__Problem 3.6__
Source: Problem 6.28 - page 216
- SADIKU, Matthew N. O. , ALEXANDER, Charles K. -
Book: Fundamentos de Circuitos Elétricos - McGraw Hill - 5ª edição - 2013.

Given the values of the capacitors in the circuit shown in Figure 03-06.1
calculate the total capacitance of the circuit between points a and b.

__Solution of the Problem 3.6__

This problem presents a circuit that, to solve it, we need to do
a star-delta transformation. If you are not familiar with this kind of
circuit, you can review the theory Clicking Here.
We can use the same principles and equations used for circuits with resistors.
However, we must point out that in the equation, whenever R, we should
replace by 1 / C. In the Figure 03-06.2, we see the circuit transformed. So, we can
calculate the capacitor values. To remember, we also show,
one of the equations, the eq. 05-10, for the calculation of
C_{a}. A eq. 05-11 and the eq. 05-12 are similar.

By doing the numerical substitution, we find the value for C_{a}, or:

To calculate C_{b} we must substitute, in the numerator of the above equation, the value of
C_{2} by C_{3} and for the calculation of C_{c},
we substitute in the numerator of the above equation the value of C_{1} by C_{3}.
And so, after the calculations we find the values of:

Now that we know the capacitor values we will calculate the total capacitance. For this,
let's start by calculating the parallel of the capacitors C_{b} = 15 µF with
C_{4} = 50 µF and the value of
parallel to the capacitors C_{c} = 3.75 µF
with C_{5} = 20 µF. For the first parallel, we find 65 µF and
for the second, 23.75 µF.

Look at the Figure 03-06.3. Notice that we now have two
capacitors in series in the right side of the circuit.

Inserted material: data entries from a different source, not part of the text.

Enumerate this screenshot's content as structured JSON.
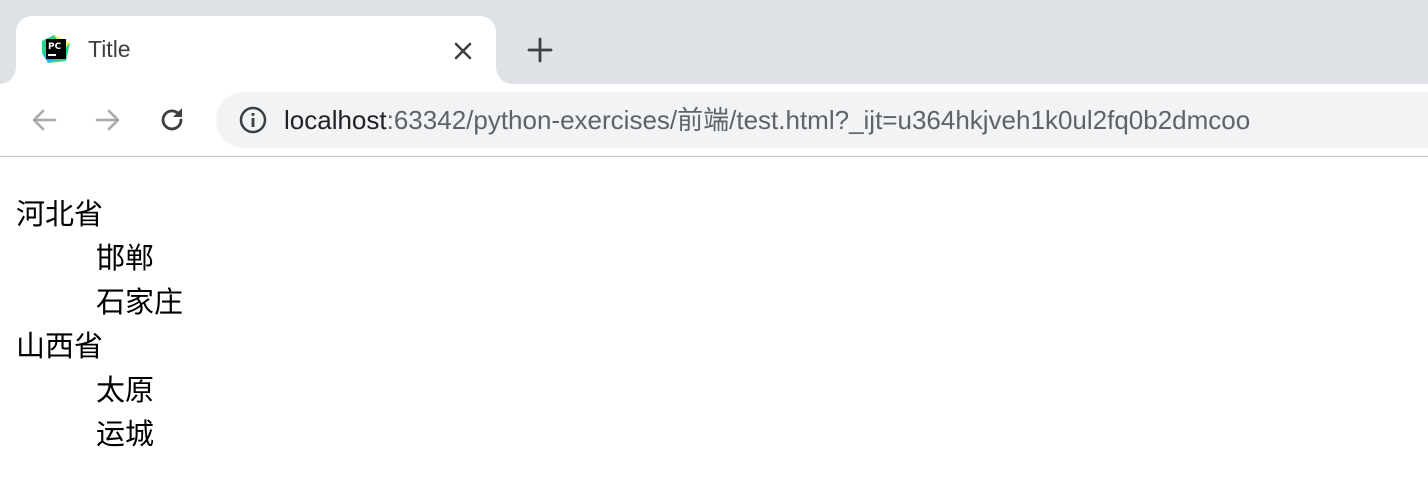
{
  "browser": {
    "tab": {
      "title": "Title",
      "favicon": "pycharm-icon"
    },
    "new_tab_icon": "plus-icon",
    "nav": {
      "back_icon": "arrow-left-icon",
      "forward_icon": "arrow-right-icon",
      "reload_icon": "reload-icon"
    },
    "address_bar": {
      "info_icon": "info-icon",
      "host": "localhost",
      "rest": ":63342/python-exercises/前端/test.html?_ijt=u364hkjveh1k0ul2fq0b2dmcoo"
    }
  },
  "page": {
    "provinces": [
      {
        "name": "河北省",
        "cities": [
          "邯郸",
          "石家庄"
        ]
      },
      {
        "name": "山西省",
        "cities": [
          "太原",
          "运城"
        ]
      }
    ]
  },
  "colors": {
    "tabstrip": "#dee1e6",
    "omnibox": "#f1f3f4",
    "url_muted": "#5f6368"
  }
}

Solving, we found a capacitor
equivalent of 17.4 µF. Thus, to find
the total capacitance value, we must add this value found with the value of
C_{a}, resulting in C_{total}, or: